Detainees engage in “experiential exercises” that include “mindfulness breathing meditations,” story telling and lectures to manage depression or anxiety and “flexibly handle unhelpful thinking and intense emotions while engaging in value-driven, life-enriching behaviors.”
The U.S. military also said, for the first time, that Guantánamo staff had given watches to “a very small number” of Camp 6 captives.
Watches were taboo for years, although guards posted schedules for Islam’s five-times daily prayers in prison recreation yards.
In the earliest years of Guantánamo, the Pentagon presumed possession of a Casio wristwatch was a justification for indefinite detention as an “enemy combatant” because, the military said, a captured al Qaida manual showed how to configure a Casio as a timer for an explosive device.
“While we won’t discuss specifics on makes, models or types,” said Coghill, “we can say that these items have been assessed not to pose any force protection concerns.”
The new soccer field is surrounded by guard towers and surveillance cameras and accessible by a secure walkway from the prison building itself, to reduce contact and conflict between captive and captor.
Construction costs are high because all equipment and supplies are imported to the 45-square-mile base in southeast Cuba, said Rear Adm. David B. Woods, who’s in charge of the detention center.
“That’s probably the biggest misperception and lack of understanding of the expense of doing things down here,” he added. “It’s unlike any place else in the world mainly because we don’t have the opportunity to capitalize on the local economy.”
The Obama administration calculates that it costs $800,000 a year to keep a prisoner at Guantánamo versus about $26,000 on U.S. soil.

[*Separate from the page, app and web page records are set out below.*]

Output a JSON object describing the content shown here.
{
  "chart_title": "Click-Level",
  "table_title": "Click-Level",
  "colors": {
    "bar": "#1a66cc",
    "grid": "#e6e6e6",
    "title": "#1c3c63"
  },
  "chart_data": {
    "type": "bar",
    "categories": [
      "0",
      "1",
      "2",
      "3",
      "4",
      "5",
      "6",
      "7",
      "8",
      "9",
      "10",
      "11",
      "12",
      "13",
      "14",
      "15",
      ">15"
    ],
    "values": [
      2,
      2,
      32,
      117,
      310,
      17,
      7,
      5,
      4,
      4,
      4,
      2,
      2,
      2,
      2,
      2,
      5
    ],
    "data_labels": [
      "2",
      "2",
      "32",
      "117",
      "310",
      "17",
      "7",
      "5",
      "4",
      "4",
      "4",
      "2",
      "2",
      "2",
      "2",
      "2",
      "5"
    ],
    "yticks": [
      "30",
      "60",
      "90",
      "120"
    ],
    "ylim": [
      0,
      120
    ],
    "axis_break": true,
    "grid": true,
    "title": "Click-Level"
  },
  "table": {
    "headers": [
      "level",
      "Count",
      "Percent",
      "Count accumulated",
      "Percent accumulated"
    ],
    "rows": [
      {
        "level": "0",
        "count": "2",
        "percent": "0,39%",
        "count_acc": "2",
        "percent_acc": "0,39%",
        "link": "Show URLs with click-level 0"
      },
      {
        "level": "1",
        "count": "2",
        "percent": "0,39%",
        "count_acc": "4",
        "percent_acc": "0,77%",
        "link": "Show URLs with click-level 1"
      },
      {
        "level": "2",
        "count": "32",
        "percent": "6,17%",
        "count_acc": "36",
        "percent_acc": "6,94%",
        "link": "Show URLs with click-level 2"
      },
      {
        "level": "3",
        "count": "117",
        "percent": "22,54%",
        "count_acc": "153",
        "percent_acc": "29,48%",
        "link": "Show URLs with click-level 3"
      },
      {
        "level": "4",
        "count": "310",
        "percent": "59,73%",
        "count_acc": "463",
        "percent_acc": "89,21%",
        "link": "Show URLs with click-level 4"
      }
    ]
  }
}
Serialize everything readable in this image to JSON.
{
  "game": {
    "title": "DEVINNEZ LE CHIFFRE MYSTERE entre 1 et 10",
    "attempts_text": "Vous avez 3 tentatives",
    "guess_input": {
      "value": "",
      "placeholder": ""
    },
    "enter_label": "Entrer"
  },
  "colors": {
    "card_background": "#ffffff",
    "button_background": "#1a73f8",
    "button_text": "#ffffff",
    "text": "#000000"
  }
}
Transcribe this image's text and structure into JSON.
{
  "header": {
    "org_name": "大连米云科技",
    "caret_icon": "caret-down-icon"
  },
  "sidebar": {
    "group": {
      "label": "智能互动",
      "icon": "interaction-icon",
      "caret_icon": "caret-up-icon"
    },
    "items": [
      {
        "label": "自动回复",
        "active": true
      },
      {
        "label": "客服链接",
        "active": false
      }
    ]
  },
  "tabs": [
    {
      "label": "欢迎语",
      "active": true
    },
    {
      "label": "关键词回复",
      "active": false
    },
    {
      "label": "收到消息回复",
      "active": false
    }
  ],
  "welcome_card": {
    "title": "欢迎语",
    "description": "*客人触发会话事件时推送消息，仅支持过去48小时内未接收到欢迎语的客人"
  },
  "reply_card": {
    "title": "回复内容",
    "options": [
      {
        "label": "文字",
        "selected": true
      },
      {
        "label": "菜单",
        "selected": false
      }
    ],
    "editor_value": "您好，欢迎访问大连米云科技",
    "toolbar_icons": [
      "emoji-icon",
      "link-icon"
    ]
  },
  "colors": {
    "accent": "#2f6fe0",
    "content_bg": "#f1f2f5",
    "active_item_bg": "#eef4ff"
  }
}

The base imports and consumes $100,000 of fuel a day to make its own electricity and water and does no business with the Cubans across the minefield. An economic embargo on the Castro government forbids Americans from doing business with Cuba.
Soccer has long been popular since the Pentagon permitted sports in its evolving 10-year effort to conform to the Geneva Conventions and reduce tensions between captives and a rotating guard force and detention center staff of 1,850 troops, agents and government contractors.
Four-term Texas Republican Rep. Ted Poe, a former judge, ridiculed the new soccer field in a congressional floor speech on Thursday.
“These radicals should be doing hard time, not soccer time,” he said, conjuring up a future “terrorist soccer league.”
As an elected judge, Poe was known for his “Poetic Justice” punishments: Ordering released sex offenders to post warning signs on their homes and convicted murderers to post photos of their victims in their cells.
“Our government has no business building this tropical Caribbean recreation facility for terrorists,” Poe said. “What’s next at this terrorist playground? A Tiki hut and bar on the beach?”
Bilirakis visited the camps in January 2010 as part of a 14-member delegation, Guantánamo records show. In October 2010, he and Poe voted for legislation that prevented the Obama administration from using federal funds to transfer detainees from Guantánamo Bay to U.S. soil or to their home nations.
Last year, Ross was co-sponsor of a bill to prohibit the use of funds to transfer Guantánamo and certain other enemy belligerents to the United States. That one never reached the Senate.